Since the entries below must stay intact, return each one exactly.

Records provided Start Marker

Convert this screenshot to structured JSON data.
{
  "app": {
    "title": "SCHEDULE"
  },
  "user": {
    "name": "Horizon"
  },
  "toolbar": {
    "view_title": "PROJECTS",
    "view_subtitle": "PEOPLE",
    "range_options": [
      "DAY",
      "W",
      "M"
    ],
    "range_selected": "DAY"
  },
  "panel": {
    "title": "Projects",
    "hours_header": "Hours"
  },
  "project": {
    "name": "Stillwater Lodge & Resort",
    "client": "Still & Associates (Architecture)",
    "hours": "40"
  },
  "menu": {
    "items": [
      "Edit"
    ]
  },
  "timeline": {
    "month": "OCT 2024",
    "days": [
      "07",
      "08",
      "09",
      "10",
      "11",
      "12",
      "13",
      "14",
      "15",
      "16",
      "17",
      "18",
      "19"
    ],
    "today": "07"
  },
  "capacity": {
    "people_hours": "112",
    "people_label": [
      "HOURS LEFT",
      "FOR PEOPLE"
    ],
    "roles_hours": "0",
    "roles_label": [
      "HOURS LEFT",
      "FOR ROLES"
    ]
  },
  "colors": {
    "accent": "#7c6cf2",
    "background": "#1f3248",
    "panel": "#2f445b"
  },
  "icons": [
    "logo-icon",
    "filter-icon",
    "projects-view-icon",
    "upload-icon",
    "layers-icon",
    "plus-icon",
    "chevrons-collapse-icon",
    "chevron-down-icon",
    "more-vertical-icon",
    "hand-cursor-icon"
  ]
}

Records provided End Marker

### Response
Convert this screenshot to structured JSON data.
{
  "app": {
    "title": "SCHEDULE"
  },
  "user": {
    "name": "Horizon"
  },
  "toolbar": {
    "view_title": "PROJECTS",
    "view_subtitle": "PEOPLE",
    "range_options": [
      "DAY",
      "W",
      "M"
    ],
    "range_selected": "DAY"
  },
  "panel": {
    "title": "Projects",
    "hours_header": "Hours"
  },
  "project": {
    "name": "Stillwater Lodge & Resort",
    "client": "Still & Associates (Architecture)",
    "hours": "40"
  },
  "menu": {
    "items": [
      "Edit"
    ]
  },
  "timeline": {
    "month": "OCT 2024",
    "days": [
      "07",
      "08",
      "09",
      "10",
      "11",
      "12",
      "13",
      "14",
      "15",
      "16",
      "17",
      "18",
      "19"
    ],
    "today": "07"
  },
  "capacity": {
    "people_hours": "112",
    "people_label": [
      "HOURS LEFT",
      "FOR PEOPLE"
    ],
    "roles_hours": "0",
    "roles_label": [
      "HOURS LEFT",
      "FOR ROLES"
    ]
  },
  "colors": {
    "accent": "#7c6cf2",
    "background": "#1f3248",
    "panel": "#2f445b"
  },
  "icons": [
    "logo-icon",
    "filter-icon",
    "projects-view-icon",
    "upload-icon",
    "layers-icon",
    "plus-icon",
    "chevrons-collapse-icon",
    "chevron-down-icon",
    "more-vertical-icon",
    "hand-cursor-icon"
  ]
}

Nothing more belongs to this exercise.